=== DATA FOR ANALYSIS ===

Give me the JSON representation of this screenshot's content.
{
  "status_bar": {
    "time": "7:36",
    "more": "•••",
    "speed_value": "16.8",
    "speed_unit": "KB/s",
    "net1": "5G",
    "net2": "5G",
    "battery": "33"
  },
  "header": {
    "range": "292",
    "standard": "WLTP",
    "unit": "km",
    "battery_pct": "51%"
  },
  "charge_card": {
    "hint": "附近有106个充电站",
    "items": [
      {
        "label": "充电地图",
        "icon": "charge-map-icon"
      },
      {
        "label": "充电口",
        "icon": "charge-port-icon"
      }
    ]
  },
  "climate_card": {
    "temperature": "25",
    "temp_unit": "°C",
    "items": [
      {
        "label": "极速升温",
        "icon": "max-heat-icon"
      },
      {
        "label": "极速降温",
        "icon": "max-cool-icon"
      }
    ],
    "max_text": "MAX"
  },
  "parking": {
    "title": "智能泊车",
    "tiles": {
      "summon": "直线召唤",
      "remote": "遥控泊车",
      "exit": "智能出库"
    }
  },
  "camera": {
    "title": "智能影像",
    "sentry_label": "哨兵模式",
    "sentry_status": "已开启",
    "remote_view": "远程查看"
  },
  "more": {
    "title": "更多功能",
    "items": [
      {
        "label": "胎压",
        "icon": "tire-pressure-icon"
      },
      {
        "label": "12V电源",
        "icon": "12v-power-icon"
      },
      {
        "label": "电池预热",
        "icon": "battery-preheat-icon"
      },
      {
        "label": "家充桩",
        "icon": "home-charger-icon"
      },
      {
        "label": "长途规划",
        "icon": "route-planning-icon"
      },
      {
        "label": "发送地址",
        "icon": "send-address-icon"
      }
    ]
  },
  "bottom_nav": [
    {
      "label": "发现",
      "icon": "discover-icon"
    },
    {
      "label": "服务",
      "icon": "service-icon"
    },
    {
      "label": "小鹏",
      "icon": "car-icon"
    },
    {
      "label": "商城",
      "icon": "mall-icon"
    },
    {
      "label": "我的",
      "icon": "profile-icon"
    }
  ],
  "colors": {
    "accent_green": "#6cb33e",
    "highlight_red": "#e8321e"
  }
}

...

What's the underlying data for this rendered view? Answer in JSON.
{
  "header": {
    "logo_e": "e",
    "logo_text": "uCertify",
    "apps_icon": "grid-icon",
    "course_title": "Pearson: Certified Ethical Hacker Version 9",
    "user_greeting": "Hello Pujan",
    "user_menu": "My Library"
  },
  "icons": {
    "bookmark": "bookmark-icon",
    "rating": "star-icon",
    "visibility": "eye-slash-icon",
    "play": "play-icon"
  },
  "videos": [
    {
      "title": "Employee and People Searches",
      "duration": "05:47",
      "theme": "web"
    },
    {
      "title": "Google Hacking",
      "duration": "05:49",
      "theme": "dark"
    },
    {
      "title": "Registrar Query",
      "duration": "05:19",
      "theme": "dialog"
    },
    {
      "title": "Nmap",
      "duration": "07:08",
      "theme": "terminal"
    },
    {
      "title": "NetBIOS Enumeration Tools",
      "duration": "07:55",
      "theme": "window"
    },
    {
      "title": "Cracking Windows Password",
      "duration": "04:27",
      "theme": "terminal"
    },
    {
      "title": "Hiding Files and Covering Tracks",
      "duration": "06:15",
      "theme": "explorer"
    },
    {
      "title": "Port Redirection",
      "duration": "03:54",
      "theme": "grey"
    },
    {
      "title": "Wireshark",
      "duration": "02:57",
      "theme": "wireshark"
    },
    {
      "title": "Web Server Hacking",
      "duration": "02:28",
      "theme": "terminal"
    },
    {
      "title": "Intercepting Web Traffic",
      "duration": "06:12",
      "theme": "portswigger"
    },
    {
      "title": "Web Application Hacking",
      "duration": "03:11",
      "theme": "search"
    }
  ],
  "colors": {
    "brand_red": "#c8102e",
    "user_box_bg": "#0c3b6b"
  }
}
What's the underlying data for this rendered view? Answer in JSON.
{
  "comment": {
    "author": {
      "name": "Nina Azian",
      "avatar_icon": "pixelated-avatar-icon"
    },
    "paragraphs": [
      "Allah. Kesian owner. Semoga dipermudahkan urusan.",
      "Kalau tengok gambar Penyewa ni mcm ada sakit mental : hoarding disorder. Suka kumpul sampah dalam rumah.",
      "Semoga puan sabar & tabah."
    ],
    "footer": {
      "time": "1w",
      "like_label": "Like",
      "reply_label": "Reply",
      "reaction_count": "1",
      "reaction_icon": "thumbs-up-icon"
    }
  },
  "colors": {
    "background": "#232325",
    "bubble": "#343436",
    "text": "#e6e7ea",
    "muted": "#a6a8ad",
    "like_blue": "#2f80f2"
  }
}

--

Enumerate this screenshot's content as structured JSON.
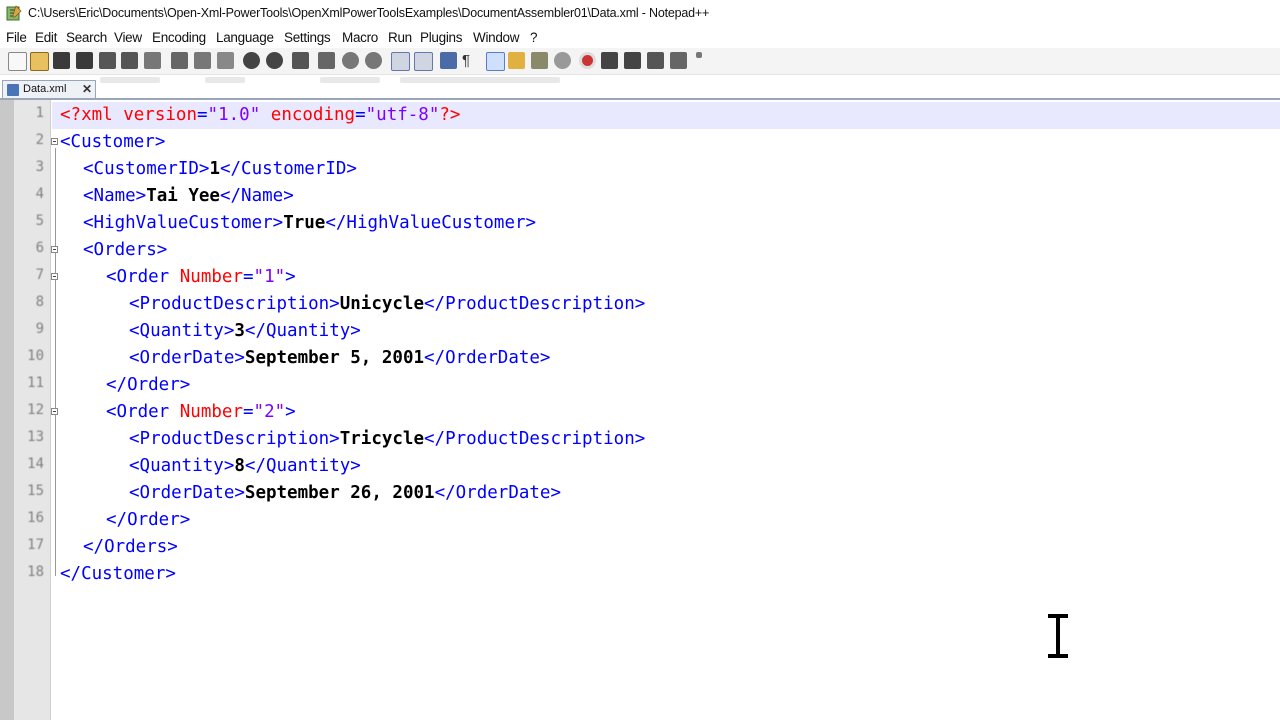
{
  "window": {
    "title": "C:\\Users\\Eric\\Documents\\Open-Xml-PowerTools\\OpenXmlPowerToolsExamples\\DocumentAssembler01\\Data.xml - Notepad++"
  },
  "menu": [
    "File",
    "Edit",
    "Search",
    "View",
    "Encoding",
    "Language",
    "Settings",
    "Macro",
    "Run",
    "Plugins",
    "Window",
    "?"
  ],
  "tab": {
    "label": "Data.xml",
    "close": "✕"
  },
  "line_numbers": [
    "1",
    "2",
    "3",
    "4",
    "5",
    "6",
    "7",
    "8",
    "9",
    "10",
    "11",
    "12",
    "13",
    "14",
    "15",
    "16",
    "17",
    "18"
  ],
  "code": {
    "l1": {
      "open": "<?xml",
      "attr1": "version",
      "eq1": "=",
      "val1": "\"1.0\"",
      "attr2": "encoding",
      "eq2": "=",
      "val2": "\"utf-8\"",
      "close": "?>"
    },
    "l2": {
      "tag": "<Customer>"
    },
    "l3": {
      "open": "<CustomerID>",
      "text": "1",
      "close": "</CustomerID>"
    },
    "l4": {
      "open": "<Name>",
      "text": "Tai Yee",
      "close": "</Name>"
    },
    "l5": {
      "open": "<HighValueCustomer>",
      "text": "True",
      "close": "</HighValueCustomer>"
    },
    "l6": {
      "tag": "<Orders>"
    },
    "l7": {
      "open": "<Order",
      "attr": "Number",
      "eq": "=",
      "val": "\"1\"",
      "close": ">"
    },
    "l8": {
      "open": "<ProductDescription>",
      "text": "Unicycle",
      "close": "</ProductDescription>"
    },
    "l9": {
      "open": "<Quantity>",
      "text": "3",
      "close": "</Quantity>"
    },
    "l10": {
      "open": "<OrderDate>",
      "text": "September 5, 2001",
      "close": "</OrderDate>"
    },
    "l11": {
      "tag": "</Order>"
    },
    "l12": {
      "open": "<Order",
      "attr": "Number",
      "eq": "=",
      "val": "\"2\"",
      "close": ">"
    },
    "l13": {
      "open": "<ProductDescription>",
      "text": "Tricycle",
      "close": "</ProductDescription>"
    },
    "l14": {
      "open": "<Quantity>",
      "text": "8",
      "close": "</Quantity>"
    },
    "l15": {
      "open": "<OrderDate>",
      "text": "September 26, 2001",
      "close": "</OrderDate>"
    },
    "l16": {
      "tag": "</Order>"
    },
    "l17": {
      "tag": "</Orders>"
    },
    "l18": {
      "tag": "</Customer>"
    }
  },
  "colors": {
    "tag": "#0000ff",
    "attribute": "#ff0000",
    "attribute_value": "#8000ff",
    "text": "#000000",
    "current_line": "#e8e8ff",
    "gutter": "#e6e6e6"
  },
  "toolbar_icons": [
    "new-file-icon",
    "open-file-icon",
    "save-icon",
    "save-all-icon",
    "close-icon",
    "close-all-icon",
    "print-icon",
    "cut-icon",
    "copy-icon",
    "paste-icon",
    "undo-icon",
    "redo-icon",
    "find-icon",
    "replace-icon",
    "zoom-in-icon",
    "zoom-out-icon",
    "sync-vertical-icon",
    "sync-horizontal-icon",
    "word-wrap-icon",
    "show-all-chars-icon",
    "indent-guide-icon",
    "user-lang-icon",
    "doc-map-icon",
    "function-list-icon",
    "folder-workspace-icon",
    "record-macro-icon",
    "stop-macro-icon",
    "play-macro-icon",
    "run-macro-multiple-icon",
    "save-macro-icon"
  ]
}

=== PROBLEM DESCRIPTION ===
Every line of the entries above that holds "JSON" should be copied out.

=== ANSWER TO THE PROBLEM ===
Give me the JSON representation of this screenshot's content.
What's the underlying data for this rendered view? Answer in JSON.
What's the underlying data for this rendered view? Answer in JSON.
Enumerate this screenshot's content as structured JSON.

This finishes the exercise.